Repeat the records exactly, minus the pictures.

━━━ MATERIAL SHOWN

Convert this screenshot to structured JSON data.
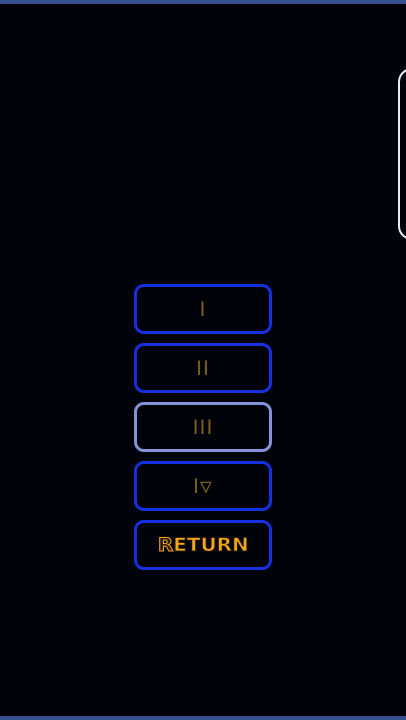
{
  "menu": {
    "buttons": [
      {
        "label": "Ⅰ",
        "selected": false
      },
      {
        "label": "ⅠⅠ",
        "selected": false
      },
      {
        "label": "ⅠⅠⅠ",
        "selected": true
      },
      {
        "label": "Ⅰ▽",
        "selected": false
      }
    ],
    "return": {
      "first_letter": "R",
      "rest": "ETURN"
    }
  },
  "colors": {
    "background": "#000309",
    "button_border": "#1530e0",
    "selected_border": "#8592d8",
    "label": "#7a5e1c",
    "return_text": "#f3a61a",
    "frame": "#34508f",
    "side_panel_border": "#e9ecf6"
  }
}
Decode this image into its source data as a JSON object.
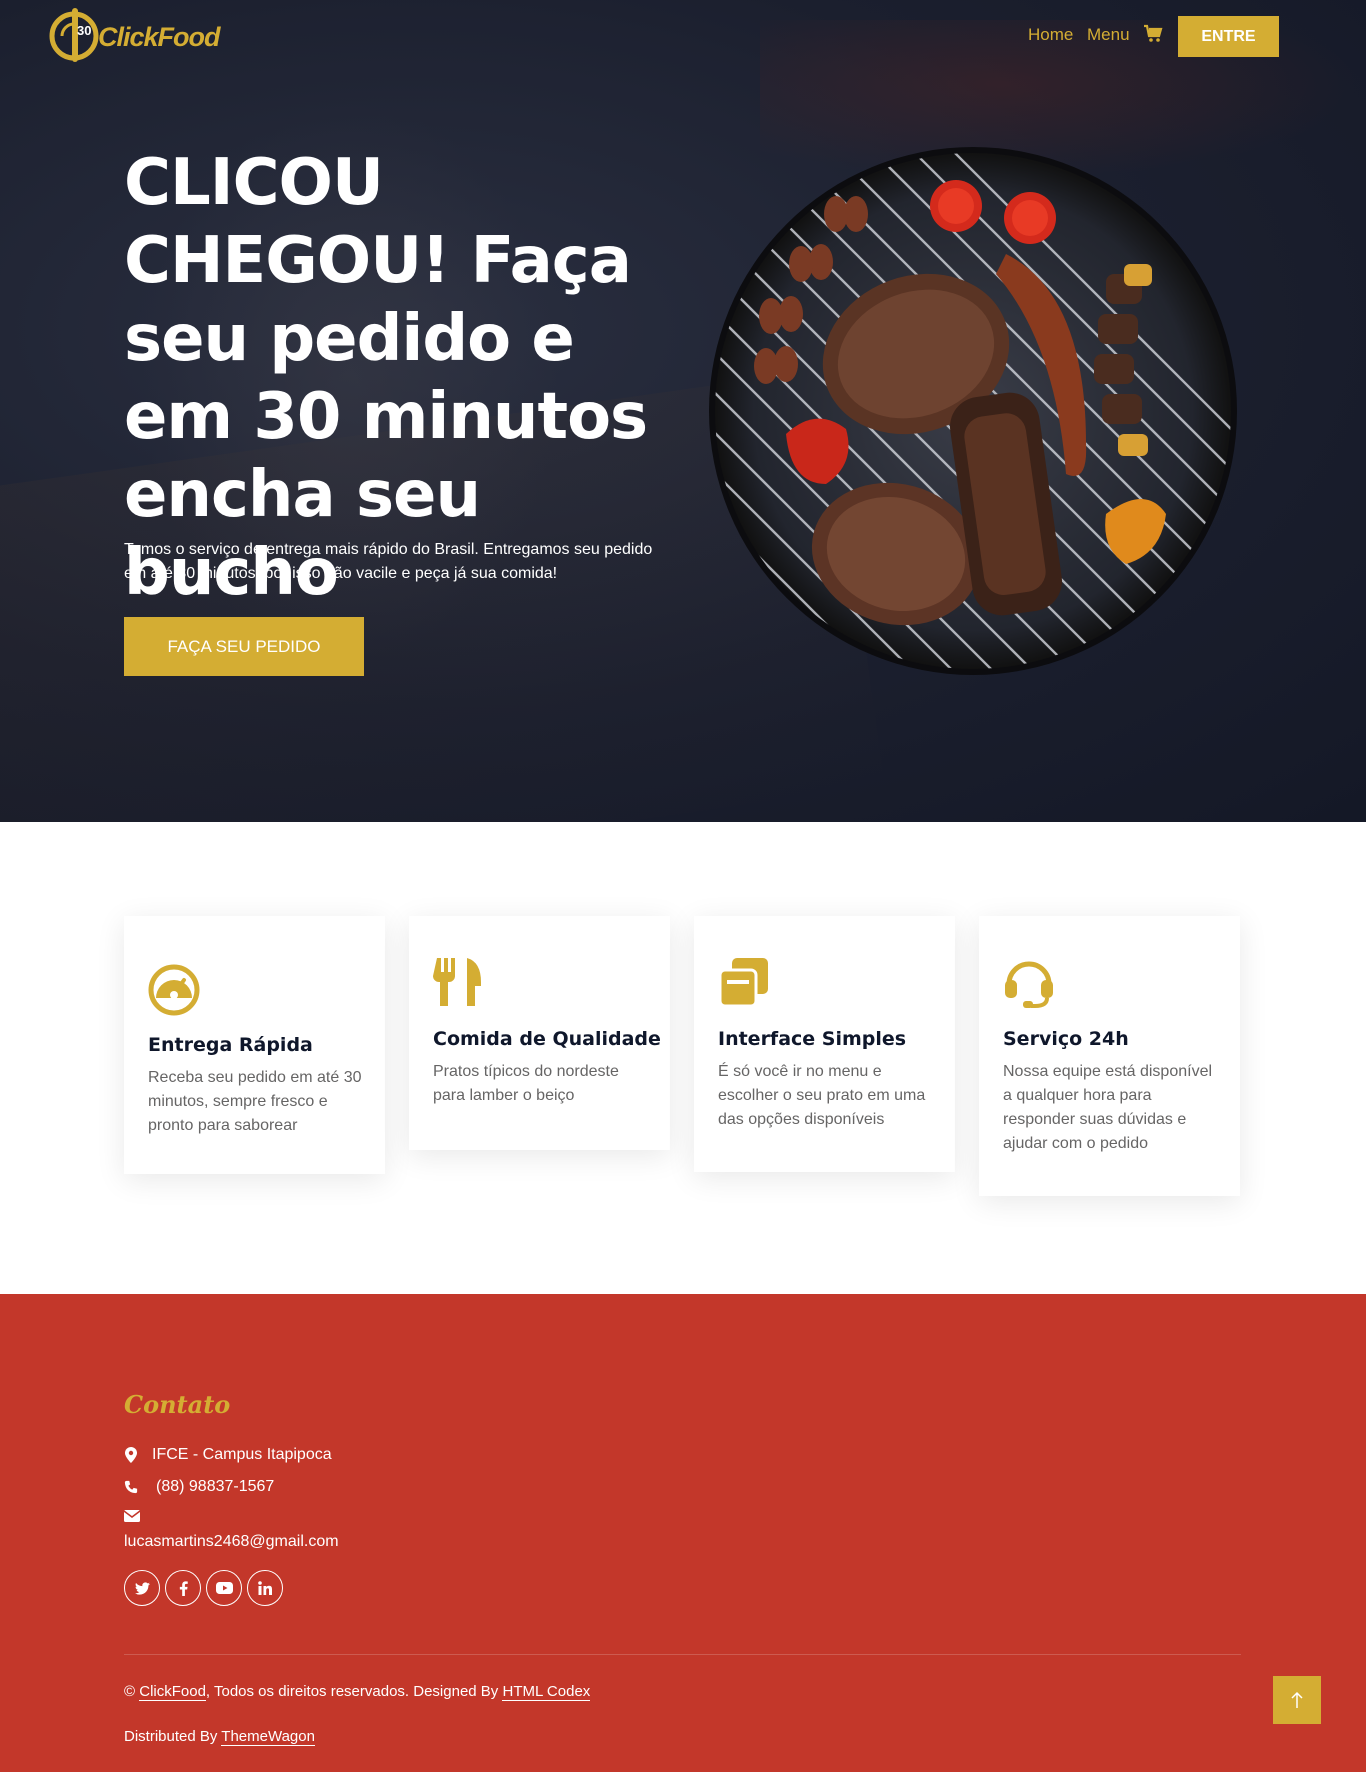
{
  "brand": {
    "name": "ClickFood",
    "logo_numbers": "30"
  },
  "nav": {
    "home": "Home",
    "menu": "Menu",
    "cart_icon": "cart-icon",
    "login": "ENTRE"
  },
  "hero": {
    "title": "CLICOU CHEGOU! Faça seu pedido e em 30 minutos encha seu bucho",
    "subtitle": "Temos o serviço de entrega mais rápido do Brasil. Entregamos seu pedido em até 30 minutos, por isso não vacile e peça já sua comida!",
    "cta": "FAÇA SEU PEDIDO"
  },
  "features": [
    {
      "icon": "speedometer-icon",
      "title": "Entrega Rápida",
      "text": "Receba seu pedido em até 30 minutos, sempre fresco e pronto para saborear"
    },
    {
      "icon": "utensils-icon",
      "title": "Comida de Qualidade",
      "text": "Pratos típicos do nordeste para lamber o beiço"
    },
    {
      "icon": "copy-icon",
      "title": "Interface Simples",
      "text": "É só você ir no menu e escolher o seu prato em uma das opções disponíveis"
    },
    {
      "icon": "headset-icon",
      "title": "Serviço 24h",
      "text": "Nossa equipe está disponível a qualquer hora para responder suas dúvidas e ajudar com o pedido"
    }
  ],
  "footer": {
    "contact_title": "Contato",
    "address": "IFCE - Campus Itapipoca",
    "phone": "(88) 98837-1567",
    "email": "lucasmartins2468@gmail.com",
    "socials": [
      "twitter-icon",
      "facebook-icon",
      "youtube-icon",
      "linkedin-icon"
    ],
    "copyright_prefix": "©",
    "copyright_brand": "ClickFood",
    "copyright_mid": ", Todos os direitos reservados. Designed By",
    "designer": "HTML Codex",
    "distributed_prefix": "Distributed By",
    "distributor": "ThemeWagon"
  },
  "colors": {
    "accent": "#d4ad33",
    "footer_bg": "#c3372a",
    "hero_bg": "#1b1f2e",
    "heading": "#0f172b"
  }
}
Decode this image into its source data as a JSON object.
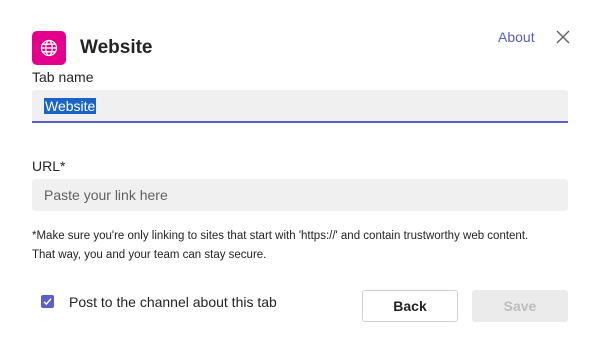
{
  "header": {
    "title": "Website",
    "about_label": "About",
    "app_icon": "globe-icon",
    "close_icon": "close-icon"
  },
  "tab_name": {
    "label": "Tab name",
    "value": "Website"
  },
  "url": {
    "label": "URL*",
    "placeholder": "Paste your link here"
  },
  "note": {
    "line1": "*Make sure you're only linking to sites that start with 'https://' and contain trustworthy web content.",
    "line2": "That way, you and your team can stay secure."
  },
  "post_option": {
    "label": "Post to the channel about this tab",
    "checked": true
  },
  "buttons": {
    "back": "Back",
    "save": "Save"
  },
  "colors": {
    "accent": "#5b5fc7",
    "app_icon_bg": "#e3008c"
  }
}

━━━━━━

RESPONSE BELOW:
Convert this screenshot to structured JSON data.
{
  "menu": {
    "buttons": [
      {
        "label": "Ⅰ",
        "selected": false
      },
      {
        "label": "ⅠⅠ",
        "selected": false
      },
      {
        "label": "ⅠⅠⅠ",
        "selected": true
      },
      {
        "label": "Ⅰ▽",
        "selected": false
      }
    ],
    "return": {
      "first_letter": "R",
      "rest": "ETURN"
    }
  },
  "colors": {
    "background": "#000309",
    "button_border": "#1530e0",
    "selected_border": "#8592d8",
    "label": "#7a5e1c",
    "return_text": "#f3a61a",
    "frame": "#34508f",
    "side_panel_border": "#e9ecf6"
  }
}
Decode this image into its source data as a JSON object.
{
  "brand": {
    "name": "ClickFood",
    "logo_numbers": "30"
  },
  "nav": {
    "home": "Home",
    "menu": "Menu",
    "cart_icon": "cart-icon",
    "login": "ENTRE"
  },
  "hero": {
    "title": "CLICOU CHEGOU! Faça seu pedido e em 30 minutos encha seu bucho",
    "subtitle": "Temos o serviço de entrega mais rápido do Brasil. Entregamos seu pedido em até 30 minutos, por isso não vacile e peça já sua comida!",
    "cta": "FAÇA SEU PEDIDO"
  },
  "features": [
    {
      "icon": "speedometer-icon",
      "title": "Entrega Rápida",
      "text": "Receba seu pedido em até 30 minutos, sempre fresco e pronto para saborear"
    },
    {
      "icon": "utensils-icon",
      "title": "Comida de Qualidade",
      "text": "Pratos típicos do nordeste para lamber o beiço"
    },
    {
      "icon": "copy-icon",
      "title": "Interface Simples",
      "text": "É só você ir no menu e escolher o seu prato em uma das opções disponíveis"
    },
    {
      "icon": "headset-icon",
      "title": "Serviço 24h",
      "text": "Nossa equipe está disponível a qualquer hora para responder suas dúvidas e ajudar com o pedido"
    }
  ],
  "footer": {
    "contact_title": "Contato",
    "address": "IFCE - Campus Itapipoca",
    "phone": "(88) 98837-1567",
    "email": "lucasmartins2468@gmail.com",
    "socials": [
      "twitter-icon",
      "facebook-icon",
      "youtube-icon",
      "linkedin-icon"
    ],
    "copyright_prefix": "©",
    "copyright_brand": "ClickFood",
    "copyright_mid": ", Todos os direitos reservados. Designed By",
    "designer": "HTML Codex",
    "distributed_prefix": "Distributed By",
    "distributor": "ThemeWagon"
  },
  "colors": {
    "accent": "#d4ad33",
    "footer_bg": "#c3372a",
    "hero_bg": "#1b1f2e",
    "heading": "#0f172b"
  }
}
Decode this image into its source data as a JSON object.
{
  "header": {
    "title": "Website",
    "about_label": "About",
    "app_icon": "globe-icon",
    "close_icon": "close-icon"
  },
  "tab_name": {
    "label": "Tab name",
    "value": "Website"
  },
  "url": {
    "label": "URL*",
    "placeholder": "Paste your link here"
  },
  "note": {
    "line1": "*Make sure you're only linking to sites that start with 'https://' and contain trustworthy web content.",
    "line2": "That way, you and your team can stay secure."
  },
  "post_option": {
    "label": "Post to the channel about this tab",
    "checked": true
  },
  "buttons": {
    "back": "Back",
    "save": "Save"
  },
  "colors": {
    "accent": "#5b5fc7",
    "app_icon_bg": "#e3008c"
  }
}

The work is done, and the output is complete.